DATA RECORDS →
--------------------------------------------------
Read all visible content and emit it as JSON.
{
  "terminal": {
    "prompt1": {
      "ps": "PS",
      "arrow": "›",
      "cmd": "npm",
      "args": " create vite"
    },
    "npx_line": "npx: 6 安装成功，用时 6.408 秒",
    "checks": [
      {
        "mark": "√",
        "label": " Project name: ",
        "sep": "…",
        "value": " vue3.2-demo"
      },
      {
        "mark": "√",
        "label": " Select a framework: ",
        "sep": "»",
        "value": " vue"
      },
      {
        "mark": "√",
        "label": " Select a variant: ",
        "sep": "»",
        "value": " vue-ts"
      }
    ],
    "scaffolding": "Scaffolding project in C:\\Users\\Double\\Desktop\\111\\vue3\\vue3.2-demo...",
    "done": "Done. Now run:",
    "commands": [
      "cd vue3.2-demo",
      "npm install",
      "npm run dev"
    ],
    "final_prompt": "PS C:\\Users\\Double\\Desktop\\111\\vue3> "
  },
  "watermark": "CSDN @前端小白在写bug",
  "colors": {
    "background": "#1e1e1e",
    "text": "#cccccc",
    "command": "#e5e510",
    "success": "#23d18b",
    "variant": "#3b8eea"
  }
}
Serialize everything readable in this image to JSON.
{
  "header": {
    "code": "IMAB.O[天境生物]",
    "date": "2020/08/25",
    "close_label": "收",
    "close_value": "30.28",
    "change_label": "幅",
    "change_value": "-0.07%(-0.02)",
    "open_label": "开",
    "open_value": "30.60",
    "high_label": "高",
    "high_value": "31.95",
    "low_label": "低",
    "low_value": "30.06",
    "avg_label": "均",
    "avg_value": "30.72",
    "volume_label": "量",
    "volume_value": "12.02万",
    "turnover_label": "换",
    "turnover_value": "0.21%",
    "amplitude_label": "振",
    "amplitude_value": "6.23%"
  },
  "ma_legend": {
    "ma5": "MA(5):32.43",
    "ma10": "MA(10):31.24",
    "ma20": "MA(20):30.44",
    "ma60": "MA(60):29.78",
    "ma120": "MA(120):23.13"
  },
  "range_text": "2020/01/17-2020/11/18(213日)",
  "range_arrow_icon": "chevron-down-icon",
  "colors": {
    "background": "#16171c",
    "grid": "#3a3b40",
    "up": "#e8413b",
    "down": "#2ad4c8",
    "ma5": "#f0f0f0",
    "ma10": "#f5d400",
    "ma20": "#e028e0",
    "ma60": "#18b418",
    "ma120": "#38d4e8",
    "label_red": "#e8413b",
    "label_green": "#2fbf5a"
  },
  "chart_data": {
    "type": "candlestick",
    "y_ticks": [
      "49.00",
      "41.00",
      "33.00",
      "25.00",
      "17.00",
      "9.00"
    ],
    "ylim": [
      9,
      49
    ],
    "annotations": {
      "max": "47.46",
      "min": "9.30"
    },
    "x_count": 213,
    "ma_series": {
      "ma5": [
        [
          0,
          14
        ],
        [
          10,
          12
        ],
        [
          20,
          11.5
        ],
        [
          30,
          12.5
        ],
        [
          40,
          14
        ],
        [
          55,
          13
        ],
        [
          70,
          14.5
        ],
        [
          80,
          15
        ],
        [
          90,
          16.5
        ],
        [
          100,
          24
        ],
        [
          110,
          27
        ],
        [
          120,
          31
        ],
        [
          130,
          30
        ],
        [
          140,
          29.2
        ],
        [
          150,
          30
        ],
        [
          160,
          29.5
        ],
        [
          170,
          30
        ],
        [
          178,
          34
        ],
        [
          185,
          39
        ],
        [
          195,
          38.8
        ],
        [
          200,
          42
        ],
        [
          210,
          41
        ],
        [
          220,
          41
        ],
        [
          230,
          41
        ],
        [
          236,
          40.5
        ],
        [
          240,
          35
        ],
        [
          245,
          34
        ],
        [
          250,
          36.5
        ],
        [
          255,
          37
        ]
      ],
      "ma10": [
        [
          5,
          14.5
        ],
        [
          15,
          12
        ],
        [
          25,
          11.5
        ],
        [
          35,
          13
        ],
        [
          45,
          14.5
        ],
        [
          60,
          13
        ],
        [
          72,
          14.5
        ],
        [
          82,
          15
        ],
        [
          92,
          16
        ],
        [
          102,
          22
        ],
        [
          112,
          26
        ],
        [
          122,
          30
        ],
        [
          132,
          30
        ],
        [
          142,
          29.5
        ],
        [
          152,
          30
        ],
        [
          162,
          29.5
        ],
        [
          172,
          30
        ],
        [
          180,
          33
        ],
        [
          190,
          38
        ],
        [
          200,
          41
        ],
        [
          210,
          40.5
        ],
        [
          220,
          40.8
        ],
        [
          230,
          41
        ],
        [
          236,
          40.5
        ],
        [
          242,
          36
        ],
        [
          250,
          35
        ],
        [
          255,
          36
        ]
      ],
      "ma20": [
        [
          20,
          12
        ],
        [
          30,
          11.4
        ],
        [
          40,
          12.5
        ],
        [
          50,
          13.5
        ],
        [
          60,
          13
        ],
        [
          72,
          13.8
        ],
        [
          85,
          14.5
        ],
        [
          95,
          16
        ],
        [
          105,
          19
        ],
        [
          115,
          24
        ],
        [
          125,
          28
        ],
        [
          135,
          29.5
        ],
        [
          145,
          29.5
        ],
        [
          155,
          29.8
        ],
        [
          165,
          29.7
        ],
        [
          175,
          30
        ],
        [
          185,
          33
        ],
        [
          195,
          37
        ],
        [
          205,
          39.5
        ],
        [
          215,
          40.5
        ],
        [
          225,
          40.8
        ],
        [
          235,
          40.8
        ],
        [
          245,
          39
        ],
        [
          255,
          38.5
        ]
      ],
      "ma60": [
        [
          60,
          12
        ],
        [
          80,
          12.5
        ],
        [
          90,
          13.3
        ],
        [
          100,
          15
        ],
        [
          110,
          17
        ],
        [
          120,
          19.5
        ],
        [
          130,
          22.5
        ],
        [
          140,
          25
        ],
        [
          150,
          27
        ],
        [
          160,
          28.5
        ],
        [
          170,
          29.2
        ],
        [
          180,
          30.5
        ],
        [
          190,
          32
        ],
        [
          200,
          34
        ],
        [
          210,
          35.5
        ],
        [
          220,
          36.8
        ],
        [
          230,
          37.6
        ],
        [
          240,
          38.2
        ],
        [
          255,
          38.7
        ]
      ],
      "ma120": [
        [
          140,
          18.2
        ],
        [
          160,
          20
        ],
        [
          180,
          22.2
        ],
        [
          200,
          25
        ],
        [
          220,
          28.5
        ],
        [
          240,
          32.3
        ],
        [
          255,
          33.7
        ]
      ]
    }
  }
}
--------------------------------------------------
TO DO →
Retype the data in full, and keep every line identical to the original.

SOLUTION FOR THIS EXERCISE →
Read all visible content and emit it as JSON.
{
  "terminal": {
    "prompt1": {
      "ps": "PS",
      "arrow": "›",
      "cmd": "npm",
      "args": " create vite"
    },
    "npx_line": "npx: 6 安装成功，用时 6.408 秒",
    "checks": [
      {
        "mark": "√",
        "label": " Project name: ",
        "sep": "…",
        "value": " vue3.2-demo"
      },
      {
        "mark": "√",
        "label": " Select a framework: ",
        "sep": "»",
        "value": " vue"
      },
      {
        "mark": "√",
        "label": " Select a variant: ",
        "sep": "»",
        "value": " vue-ts"
      }
    ],
    "scaffolding": "Scaffolding project in C:\\Users\\Double\\Desktop\\111\\vue3\\vue3.2-demo...",
    "done": "Done. Now run:",
    "commands": [
      "cd vue3.2-demo",
      "npm install",
      "npm run dev"
    ],
    "final_prompt": "PS C:\\Users\\Double\\Desktop\\111\\vue3> "
  },
  "watermark": "CSDN @前端小白在写bug",
  "colors": {
    "background": "#1e1e1e",
    "text": "#cccccc",
    "command": "#e5e510",
    "success": "#23d18b",
    "variant": "#3b8eea"
  }
}
Serialize everything readable in this image to JSON.
{
  "header": {
    "code": "IMAB.O[天境生物]",
    "date": "2020/08/25",
    "close_label": "收",
    "close_value": "30.28",
    "change_label": "幅",
    "change_value": "-0.07%(-0.02)",
    "open_label": "开",
    "open_value": "30.60",
    "high_label": "高",
    "high_value": "31.95",
    "low_label": "低",
    "low_value": "30.06",
    "avg_label": "均",
    "avg_value": "30.72",
    "volume_label": "量",
    "volume_value": "12.02万",
    "turnover_label": "换",
    "turnover_value": "0.21%",
    "amplitude_label": "振",
    "amplitude_value": "6.23%"
  },
  "ma_legend": {
    "ma5": "MA(5):32.43",
    "ma10": "MA(10):31.24",
    "ma20": "MA(20):30.44",
    "ma60": "MA(60):29.78",
    "ma120": "MA(120):23.13"
  },
  "range_text": "2020/01/17-2020/11/18(213日)",
  "range_arrow_icon": "chevron-down-icon",
  "colors": {
    "background": "#16171c",
    "grid": "#3a3b40",
    "up": "#e8413b",
    "down": "#2ad4c8",
    "ma5": "#f0f0f0",
    "ma10": "#f5d400",
    "ma20": "#e028e0",
    "ma60": "#18b418",
    "ma120": "#38d4e8",
    "label_red": "#e8413b",
    "label_green": "#2fbf5a"
  },
  "chart_data": {
    "type": "candlestick",
    "y_ticks": [
      "49.00",
      "41.00",
      "33.00",
      "25.00",
      "17.00",
      "9.00"
    ],
    "ylim": [
      9,
      49
    ],
    "annotations": {
      "max": "47.46",
      "min": "9.30"
    },
    "x_count": 213,
    "ma_series": {
      "ma5": [
        [
          0,
          14
        ],
        [
          10,
          12
        ],
        [
          20,
          11.5
        ],
        [
          30,
          12.5
        ],
        [
          40,
          14
        ],
        [
          55,
          13
        ],
        [
          70,
          14.5
        ],
        [
          80,
          15
        ],
        [
          90,
          16.5
        ],
        [
          100,
          24
        ],
        [
          110,
          27
        ],
        [
          120,
          31
        ],
        [
          130,
          30
        ],
        [
          140,
          29.2
        ],
        [
          150,
          30
        ],
        [
          160,
          29.5
        ],
        [
          170,
          30
        ],
        [
          178,
          34
        ],
        [
          185,
          39
        ],
        [
          195,
          38.8
        ],
        [
          200,
          42
        ],
        [
          210,
          41
        ],
        [
          220,
          41
        ],
        [
          230,
          41
        ],
        [
          236,
          40.5
        ],
        [
          240,
          35
        ],
        [
          245,
          34
        ],
        [
          250,
          36.5
        ],
        [
          255,
          37
        ]
      ],
      "ma10": [
        [
          5,
          14.5
        ],
        [
          15,
          12
        ],
        [
          25,
          11.5
        ],
        [
          35,
          13
        ],
        [
          45,
          14.5
        ],
        [
          60,
          13
        ],
        [
          72,
          14.5
        ],
        [
          82,
          15
        ],
        [
          92,
          16
        ],
        [
          102,
          22
        ],
        [
          112,
          26
        ],
        [
          122,
          30
        ],
        [
          132,
          30
        ],
        [
          142,
          29.5
        ],
        [
          152,
          30
        ],
        [
          162,
          29.5
        ],
        [
          172,
          30
        ],
        [
          180,
          33
        ],
        [
          190,
          38
        ],
        [
          200,
          41
        ],
        [
          210,
          40.5
        ],
        [
          220,
          40.8
        ],
        [
          230,
          41
        ],
        [
          236,
          40.5
        ],
        [
          242,
          36
        ],
        [
          250,
          35
        ],
        [
          255,
          36
        ]
      ],
      "ma20": [
        [
          20,
          12
        ],
        [
          30,
          11.4
        ],
        [
          40,
          12.5
        ],
        [
          50,
          13.5
        ],
        [
          60,
          13
        ],
        [
          72,
          13.8
        ],
        [
          85,
          14.5
        ],
        [
          95,
          16
        ],
        [
          105,
          19
        ],
        [
          115,
          24
        ],
        [
          125,
          28
        ],
        [
          135,
          29.5
        ],
        [
          145,
          29.5
        ],
        [
          155,
          29.8
        ],
        [
          165,
          29.7
        ],
        [
          175,
          30
        ],
        [
          185,
          33
        ],
        [
          195,
          37
        ],
        [
          205,
          39.5
        ],
        [
          215,
          40.5
        ],
        [
          225,
          40.8
        ],
        [
          235,
          40.8
        ],
        [
          245,
          39
        ],
        [
          255,
          38.5
        ]
      ],
      "ma60": [
        [
          60,
          12
        ],
        [
          80,
          12.5
        ],
        [
          90,
          13.3
        ],
        [
          100,
          15
        ],
        [
          110,
          17
        ],
        [
          120,
          19.5
        ],
        [
          130,
          22.5
        ],
        [
          140,
          25
        ],
        [
          150,
          27
        ],
        [
          160,
          28.5
        ],
        [
          170,
          29.2
        ],
        [
          180,
          30.5
        ],
        [
          190,
          32
        ],
        [
          200,
          34
        ],
        [
          210,
          35.5
        ],
        [
          220,
          36.8
        ],
        [
          230,
          37.6
        ],
        [
          240,
          38.2
        ],
        [
          255,
          38.7
        ]
      ],
      "ma120": [
        [
          140,
          18.2
        ],
        [
          160,
          20
        ],
        [
          180,
          22.2
        ],
        [
          200,
          25
        ],
        [
          220,
          28.5
        ],
        [
          240,
          32.3
        ],
        [
          255,
          33.7
        ]
      ]
    }
  }
}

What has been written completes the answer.